On Wednesday morning we decided to move on to Gambier Bay on Admiralty Island. The forecast was for southwest wind, 15 knots. These are usually good conditions for us to travel so we left on the morning ebb tide at 8. The current flushed us out the entrance bar and we were hit with 6 foot wave on the bow. A classic wind against tide situation and there was no going back! The current over the bar was running at 5 knots and dragging the marker buoys under the surface. We heard on the radio later that one of them broke loose and drifted north in the passage. We continued on to Admiralty Island with seas abating somewhat as we neared the western side of Stephens Passage. This was one of our roughest passages but Sirena brought us through with ease and alacrity. The crew was exhausted as we neared Gambier Point but rallied when we sighted multiple spouts at the entrance to Seymor Canal. The were so many whales spouting, surfacing and diving that it was impossible to count them all. There may have been up to two dozen visible at one time.
We reached our anchorage in Snug Cove at 1 pm and tucked in for the evening just as the rain began again. This place is very secure as the name suggests and we were able to relax and rest after two days of hard charging. The weather forecast is for light winds over night and into tomorrow so we will move on early.
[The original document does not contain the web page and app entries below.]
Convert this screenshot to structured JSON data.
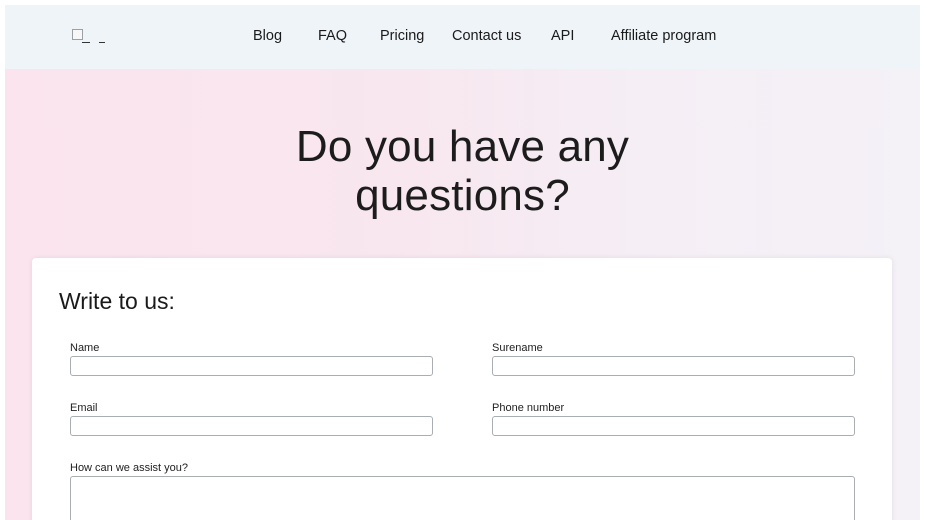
{
  "nav": {
    "links": [
      {
        "label": "Blog"
      },
      {
        "label": "FAQ"
      },
      {
        "label": "Pricing"
      },
      {
        "label": "Contact us"
      },
      {
        "label": "API"
      },
      {
        "label": "Affiliate program"
      }
    ]
  },
  "hero": {
    "title_line1": "Do you have any",
    "title_line2": "questions?"
  },
  "form": {
    "title": "Write to us:",
    "name_label": "Name",
    "name_value": "",
    "surname_label": "Surename",
    "surname_value": "",
    "email_label": "Email",
    "email_value": "",
    "phone_label": "Phone number",
    "phone_value": "",
    "assist_label": "How can we assist you?",
    "assist_value": ""
  },
  "colors": {
    "navbar_bg": "#eff4f8",
    "hero_bg_left": "#fbe4ee",
    "hero_bg_right": "#f4f1f7",
    "card_bg": "#ffffff"
  },
  "icons": {
    "logo": "broken-image-icon"
  }
}
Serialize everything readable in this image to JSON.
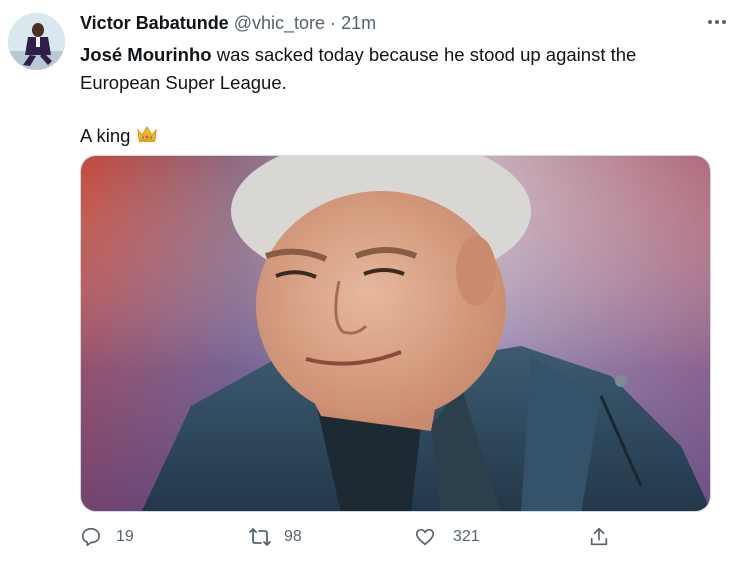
{
  "tweet": {
    "author_name": "Victor Babatunde",
    "handle": "@vhic_tore",
    "separator": "·",
    "time": "21m",
    "text_bold": "José Mourinho",
    "text_rest_line1": " was sacked today because he stood up against the",
    "text_line2": "European Super League.",
    "text_line3": "A king",
    "emoji": "crown-emoji"
  },
  "actions": {
    "reply_count": "19",
    "retweet_count": "98",
    "like_count": "321"
  },
  "icons": {
    "more": "more-horizontal-icon",
    "reply": "reply-icon",
    "retweet": "retweet-icon",
    "like": "heart-icon",
    "share": "share-icon"
  },
  "colors": {
    "text": "#0f1419",
    "secondary": "#536471",
    "border": "#cfd9de"
  }
}
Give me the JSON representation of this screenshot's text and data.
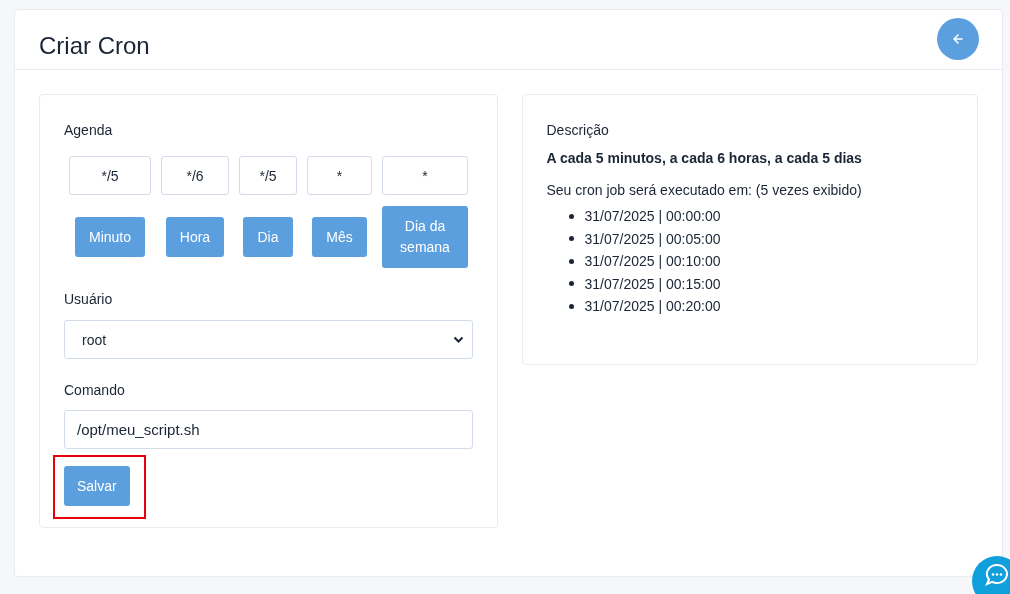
{
  "page": {
    "title": "Criar Cron"
  },
  "schedule": {
    "label": "Agenda",
    "fields": [
      {
        "value": "*/5",
        "button": "Minuto"
      },
      {
        "value": "*/6",
        "button": "Hora"
      },
      {
        "value": "*/5",
        "button": "Dia"
      },
      {
        "value": "*",
        "button": "Mês"
      },
      {
        "value": "*",
        "button": "Dia da semana"
      }
    ]
  },
  "user": {
    "label": "Usuário",
    "value": "root"
  },
  "command": {
    "label": "Comando",
    "value": "/opt/meu_script.sh"
  },
  "save_button": {
    "label": "Salvar",
    "highlighted": true
  },
  "description": {
    "label": "Descrição",
    "summary": "A cada 5 minutos, a cada 6 horas, a cada 5 dias",
    "runs_label": "Seu cron job será executado em: (5 vezes exibido)",
    "runs": [
      "31/07/2025 | 00:00:00",
      "31/07/2025 | 00:05:00",
      "31/07/2025 | 00:10:00",
      "31/07/2025 | 00:15:00",
      "31/07/2025 | 00:20:00"
    ]
  }
}
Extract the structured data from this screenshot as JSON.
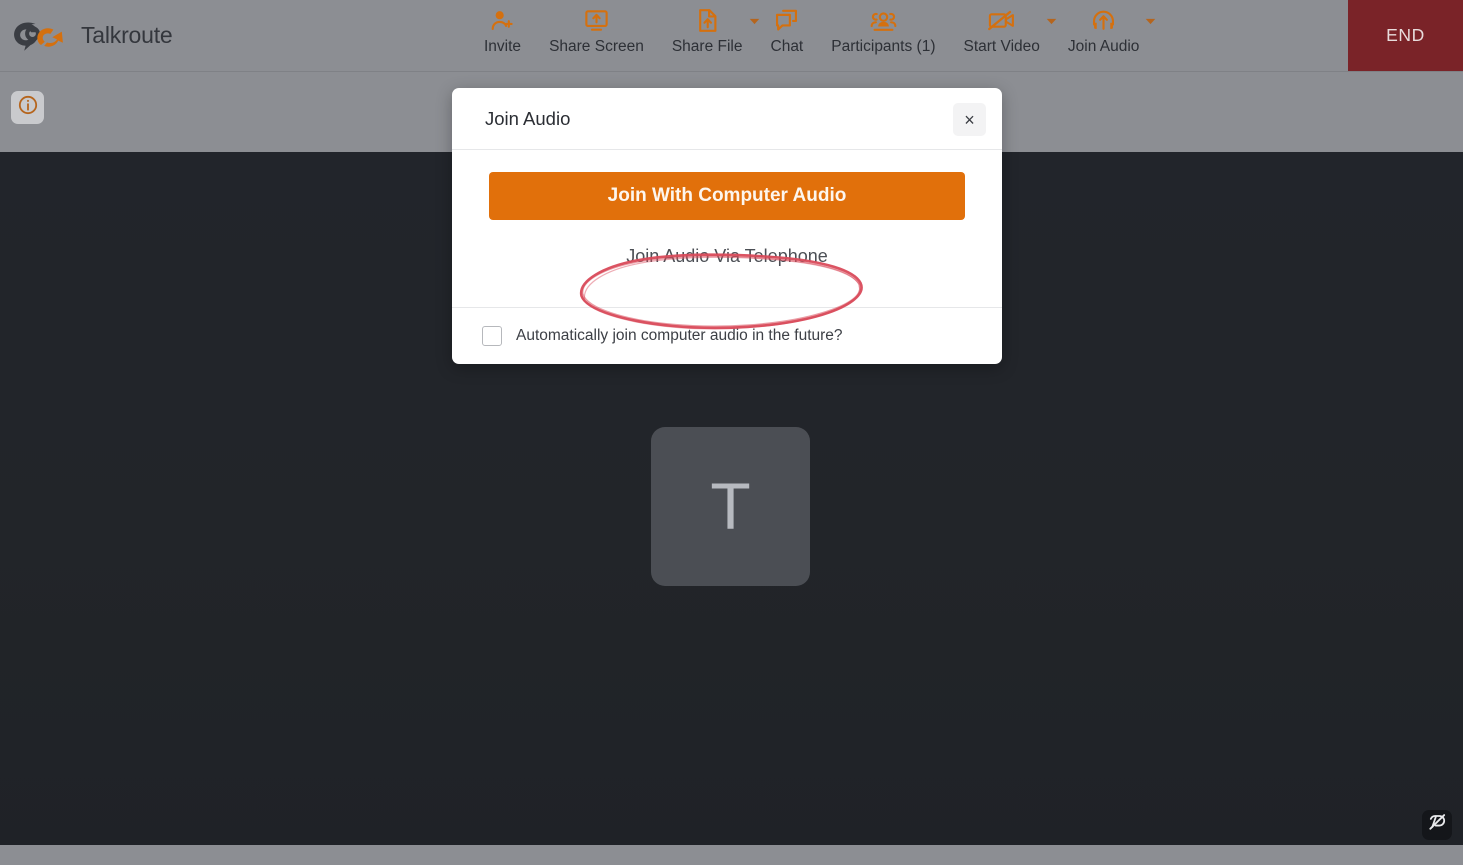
{
  "app": {
    "brand_name": "Talkroute",
    "brand_logo_icon": "talkroute-swoosh-logo",
    "accent_color": "#d4700f",
    "toolbar_bg": "#8c8e93",
    "stage_bg": "#22252b",
    "end_button_bg": "#7a2328",
    "primary_button_color": "#e1700b",
    "annotation_color": "#d94a5a"
  },
  "toolbar": {
    "items": [
      {
        "label": "Invite",
        "icon": "person-add-icon",
        "caret": false
      },
      {
        "label": "Share Screen",
        "icon": "share-screen-icon",
        "caret": false
      },
      {
        "label": "Share File",
        "icon": "share-file-icon",
        "caret": true
      },
      {
        "label": "Chat",
        "icon": "chat-bubbles-icon",
        "caret": false
      },
      {
        "label": "Participants (1)",
        "icon": "participants-icon",
        "caret": false
      },
      {
        "label": "Start Video",
        "icon": "video-off-icon",
        "caret": true
      },
      {
        "label": "Join Audio",
        "icon": "headphones-up-icon",
        "caret": true
      }
    ],
    "end_label": "END"
  },
  "stage": {
    "info_icon": "info-circle-icon",
    "avatar_initial": "T",
    "corner_indicator_icon": "share-screen-off-icon"
  },
  "modal": {
    "title": "Join Audio",
    "close_icon": "close-icon",
    "close_label": "×",
    "primary_button": "Join With Computer Audio",
    "secondary_button": "Join Audio Via Telephone",
    "checkbox_label": "Automatically join computer audio in the future?",
    "checkbox_checked": false
  },
  "annotation": {
    "shape": "hand-drawn-red-ellipse",
    "targets": "Join Audio Via Telephone"
  }
}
We left the anchorage at 5:20 am (YAWN!) with cups of strong coffee for the crew, we will have breakfast as we move along. Fredrick Sound is behaving today, seas are flat and winds are calm. We make our way south in perfect conditions, a big change from yesterday, but that is Alaska. We sighted more whales off Cape Fanshaw and by noon we were off Farragut Bay, headed for Thomas Bay. We heard a familiar voice on the radio calling the Petersburg harbormaster, it was Doug on "Geordie Macrae". We made brief contact and exchanged greetings. After lunch we decided to continue into Petersburg for a few days to rest and re-supply. We tied up in South Harbor by 2:30, Doug and Pat were there to help us moor. Another long day with 56 miles covered today. Our cumulative distance traveled since leaving Bellingham is 1334 nautical miles by ship's log.